*28:01 – (Ross) “I think it’s something we all have to wrap our head around. It comes easier to certain people versus others. Some people think in terms of possibilities, other people are more holding on to some mythical thing in the past, in general. I find myself more in the camp of what can we do with the future? So I say, let it ride, let’s just see where it goes. That’s generally my approach – just go for it and see what happens.”
29:30 – “Even when I was in law school, my goal at the end of the day was: how do I create a great life for my family that doesn’t yet exist? What am I willing to do in order to put myself in that position to feel like I’ve provided a great life for my family? And so that’s always my motivation. Even before I met my wife. Even when I was still in school, I knew I wanted to figure out some way to feel like I was successful.”
31:04 – “I spearheaded a bunch of things that, even with the success that I felt they had, I still didn’t get management approval to go along with it at a bigger scale. But I was never going to stop putting myself out there. I never stopped trying. But it’s really an attention to detail as well. So you can’t just do a lot of things and have it be sloppy and messy. As a young person, you’re always judged by the work product that you produced. So it is going back and rereading, proof-checking your sentences. If you’re creating visuals or slides, trying to make it as close to pixel-perfect as possible as you’re going, and just trying to show a level of care that, candidly, is more rare these days.”
32:41 – “Never stop pitching yourself. Because by pitching yourself and pitching your ideas out there, you’re putting yourself in front of management constantly, and you’re always showing them that you’re willing to think of new ideas, think differently. You’re always there to try to improve the business that you’re in.”

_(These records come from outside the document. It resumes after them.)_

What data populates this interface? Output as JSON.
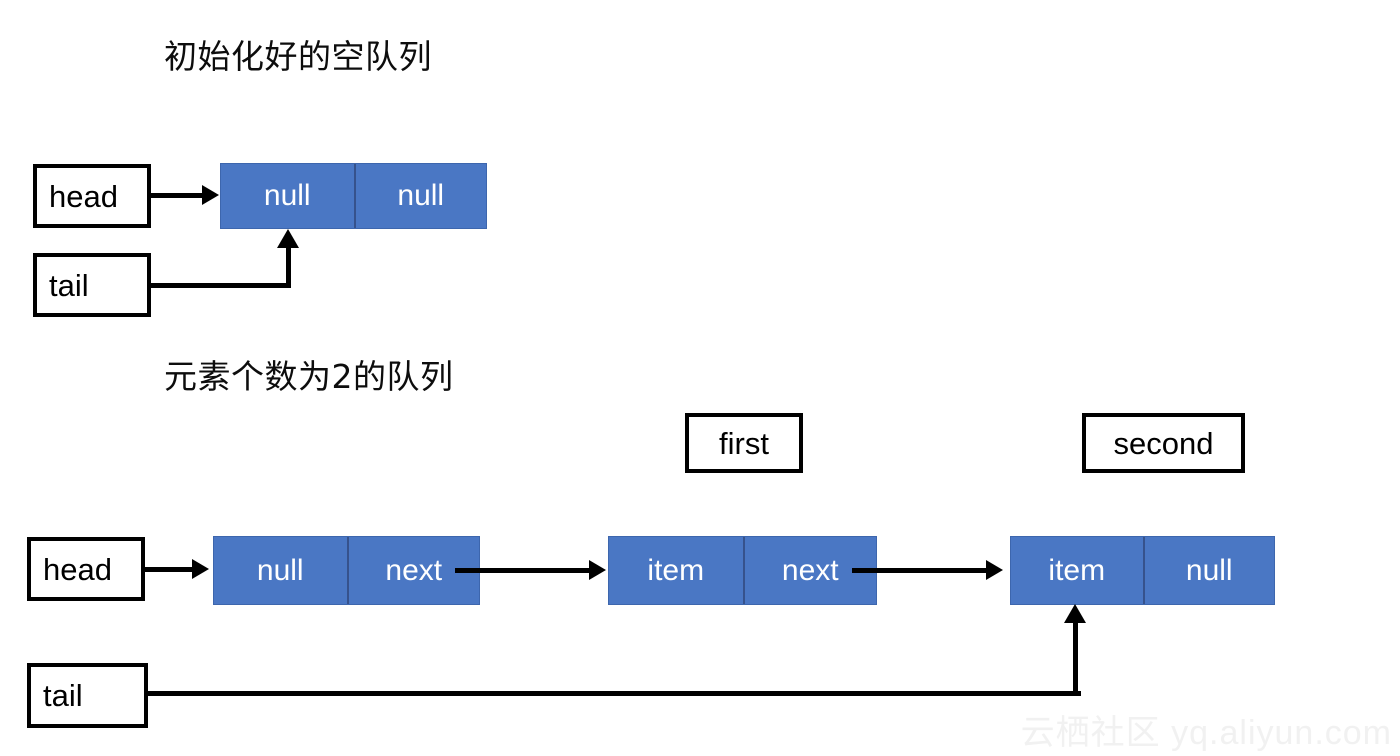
{
  "page": {
    "background_color": "#ffffff",
    "node_fill_color": "#4a77c4",
    "node_text_color": "#ffffff",
    "line_color": "#000000",
    "watermark_color": "#f1f1f1"
  },
  "sections": [
    {
      "title": "初始化好的空队列",
      "pointers": [
        {
          "label": "head"
        },
        {
          "label": "tail"
        }
      ],
      "nodes": [
        {
          "cells": [
            "null",
            "null"
          ]
        }
      ]
    },
    {
      "title": "元素个数为2的队列",
      "pointers": [
        {
          "label": "head"
        },
        {
          "label": "tail"
        },
        {
          "label": "first"
        },
        {
          "label": "second"
        }
      ],
      "nodes": [
        {
          "cells": [
            "null",
            "next"
          ]
        },
        {
          "cells": [
            "item",
            "next"
          ]
        },
        {
          "cells": [
            "item",
            "null"
          ]
        }
      ]
    }
  ],
  "watermark": {
    "cjk": "云栖社区",
    "domain": "yq.aliyun.com"
  }
}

*34:10 – “Bring a notebook with you when you go to meetings, look like you’re taking notes, whether you are or not, I don’t know that anyone will ever know. And I think I’ve seen people actually taking notes and seen a lot of people not actually taking notes, but it’s these little things that I think add up over time. My mentality in this company, in the last company or wherever I’ll go next, is always that small wins turn into bigger wins and big wins turn into even bigger ones. So you got to start small, focus on things that you can control. Win each day to win each week to win each month to win each year. You don’t go from 0 to 100 overnight. It’s a process.”
38:53 – “Every day I start with a to do list. I try as best as possible to get through the to do list. As in any company, things do come up during a day. And sometimes that can reprioritize your day as it’s happening. I try to be transparent with what I’m working on. So my calendar is public to the whole company. They can see everything, every call that I’m on, every item that I’m working on, on behalf of the company…I come in with a game plan each day and I can execute close to that game plan, I know I’m prioritizing my time correctly on behalf of the company. And from there it’s just willingness to constantly adjust.”
43:27 – “I tell my team all the time, all I’m asking of you is to come in to work every day with an open mind, positive attitude, and a willingness to get 1% better. Because I really think that, as cliche as that is, you don’t take leaps and bounds every single day, but you can make small improvements. You can push yourself a little bit in this direction, push yourself a little bit in that direction.”
44:23 – “I don’t believe that people have to have gotten five degrees to be brilliant. I don’t think that people have had to graduate college even to be brilliant and be an asset to you. I don’t think that the traditional perspective on how you evaluate a prospective employee necessarily makes a lot of sense because there’s really smart people in a lot of ways, and it’s tough to find really smart people who are willing to come and join you on your journey because there’s so many other journeys they could go on.”